  • None. A Wikipedia bibliography page is not an article on a book in the sense of this guideline. There's a WikiProject about bibliography pages that agreed on some guidance on the subject: sort it out with them. Not something this page should say anything about, because, as said, it is not within its scope (when, but I don't know of any example in this sense, a Wikipedia article is about a separate bibliography published as a book, of course the NCB guideline applies, like it applies for Schubert Thematic Catalogue but there also nothing specific needs to be mentioned in the guideline) --Francis Schonken (talk) 04:58, 4 August 2015 (UTC)
  • I have just noticed that Wikipedia:WikiProject Bibliographies recommends Topical bibliographies where the topic is a person should be named: Bibliography of works on John Doe. This eliminates confusion with John Doe bibliography which lists works by John Doe (an author bibliography). --Rob Sinden (talk) 08:01, 4 August 2015 (UTC)

Mixed topical and author bibliographies: Some biblliographies contain both works written by the author and works about the author written by others. (...)

The Richard Nixon bibliography includes publications by Former President Richard Nixon and books and articles about him and his policies.
None of this is however a problem of WP:NCB, as said, better to sort it out with the project guys. --Francis Schonken (talk) 08:16, 4 August 2015 (UTC)

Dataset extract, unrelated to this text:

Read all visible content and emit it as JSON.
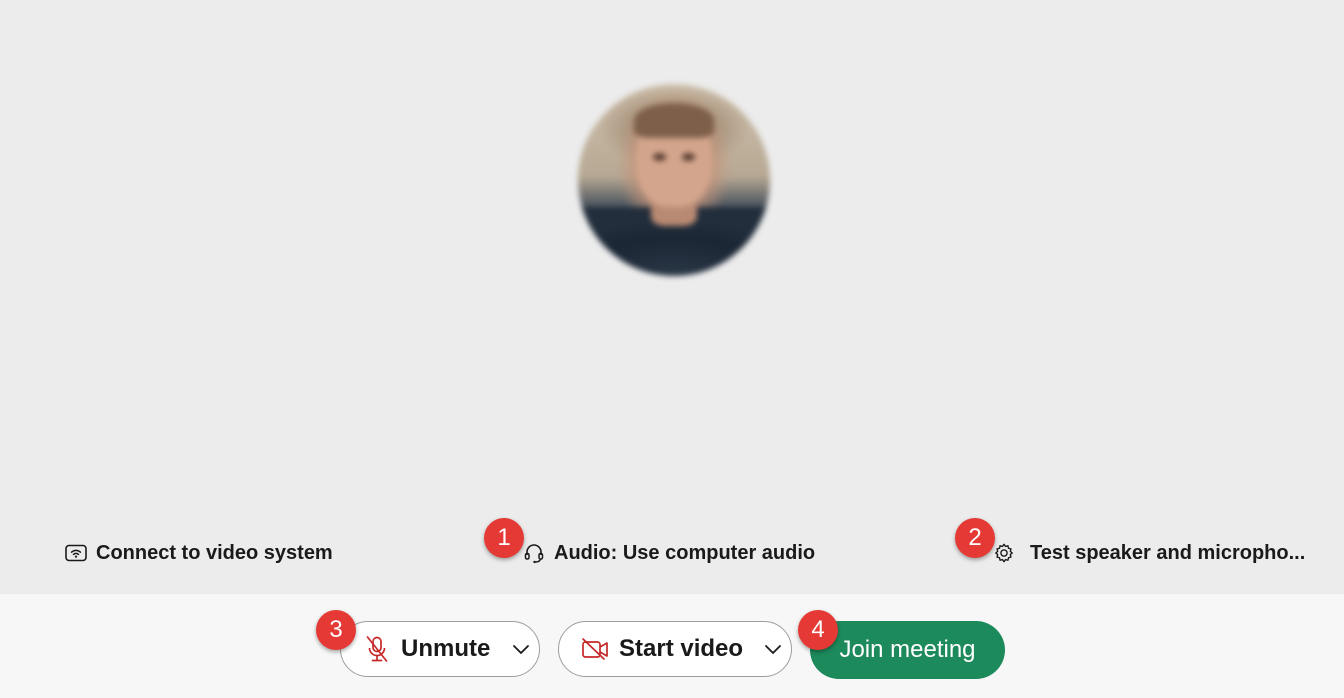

  • Rob, while that solution isn't horrible, it strikes me as somewhat inelegant, and less than the kind of precision and conciseness we want in an article title. Is there some other way we can get across the same idea in a less wordy fashion?! I still think "Bibliography on [person]" is a better way to go here... It seems to me like the best solution involves some combination of "Bibliography of [person]" (when those works are written by the person), "Bibliography on [person]" (for those bibliographies about a person, but not written by them), and "[Persion] bibliography (for bibliographies that contain both works by the person, and by other people?...). Is this workable?... --IJBall (contribstalk) 16:01, 4 August 2015 (UTC)